Now, just looking at Blockbuster makes me depressed. The same old blue and yellow decor is tired, and the stores are always too bright. The multiple copies of really horrible recent "blockbusters" are simply devastating, and no matter what they say about their stupid late fees, I know they are lying. If I had all the money I've paid in late fees to Blockbuster over the years I could probably buy a Porsche. But even if I put my resentment about late fees aside, I really can't get past the look of those stores and how they make me feel. Purgatory probably looks and feels like the inside of a Blockbuster.

Interestingly, the wave of the future isn't Netflix, but is probably video on demand. I think Netflix is most likely a transitional species. Soon we'll probably just order any video we want with our tv remotes.

And even though retail *as* entertainment will likely remain strong, retail *for* entertainment is increasingly inconsistent. Big chain bookstores (which also sell coffee, cds, and dvds) may be the exception, and a few major music retailers like the Towers and HMVs and Virgin Megastores seem to be doing okay. But the Blockbusters and Sam Goodys really seem like antiques.

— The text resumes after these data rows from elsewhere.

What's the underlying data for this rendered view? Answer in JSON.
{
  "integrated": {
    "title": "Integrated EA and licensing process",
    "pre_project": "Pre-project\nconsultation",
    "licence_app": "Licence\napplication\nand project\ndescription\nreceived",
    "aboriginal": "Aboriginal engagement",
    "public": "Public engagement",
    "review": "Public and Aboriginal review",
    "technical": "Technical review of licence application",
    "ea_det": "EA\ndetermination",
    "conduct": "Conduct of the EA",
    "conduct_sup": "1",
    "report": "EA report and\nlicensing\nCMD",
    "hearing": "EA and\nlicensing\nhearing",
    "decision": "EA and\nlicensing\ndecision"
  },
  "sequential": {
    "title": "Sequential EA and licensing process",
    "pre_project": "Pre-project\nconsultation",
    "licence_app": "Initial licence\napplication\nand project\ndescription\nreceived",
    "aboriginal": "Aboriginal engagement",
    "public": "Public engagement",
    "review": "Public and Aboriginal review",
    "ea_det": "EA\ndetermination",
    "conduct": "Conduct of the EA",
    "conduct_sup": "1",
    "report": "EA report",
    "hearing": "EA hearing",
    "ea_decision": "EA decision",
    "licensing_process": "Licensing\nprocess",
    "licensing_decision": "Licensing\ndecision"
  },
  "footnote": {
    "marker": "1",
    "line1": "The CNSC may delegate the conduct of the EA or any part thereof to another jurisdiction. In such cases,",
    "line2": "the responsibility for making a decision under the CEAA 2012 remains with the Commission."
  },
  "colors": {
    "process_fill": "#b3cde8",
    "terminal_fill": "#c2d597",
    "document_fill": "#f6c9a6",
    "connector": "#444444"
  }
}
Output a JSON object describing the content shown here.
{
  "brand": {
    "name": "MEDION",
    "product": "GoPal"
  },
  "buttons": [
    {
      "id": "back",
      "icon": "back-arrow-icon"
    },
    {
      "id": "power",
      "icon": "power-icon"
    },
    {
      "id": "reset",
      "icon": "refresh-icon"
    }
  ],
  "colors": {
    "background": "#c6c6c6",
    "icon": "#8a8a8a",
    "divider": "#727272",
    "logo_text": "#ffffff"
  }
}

While major cities will always have at least a few independent retail outlets for movies, music, and books, I'm not sure if the same will always be true for medium sized cities and suburbs.


Andrew said...

I know what you mean. I live two blocks from a Blockbuster and I still never go. It's amazing how much they don't have. They'll have like fifty copies of "Maid in Manhattan," but then they'll be missing, like, The Godfather. Anyway, the thing I like most about Netflix is that they have everything, including all of those cool films from The Criterion Collection. I only wish the turnaround time was faster.

I think you're right that movies on demand will soon take over, but somehow this seems sad to me. Like you, I've always enjoyed the ritual of going to the video store, or now, of going to my mail box and finding a little red envelope from Netflix. I like being able to hold the disk and put it in the DVD player and stop it whenever I like. And of course, as you know, I like owning the disks too, and having all of the cover art, etc. I just wonder if something won't be lost when this movie-on-demand thing happens.

femme feral said...

You know, I think people will continue to buy DVDs; they are so fun!!! Especially the special features.

My hunch is that people will use video on demand services for movies they want to see but are not really interested in owning.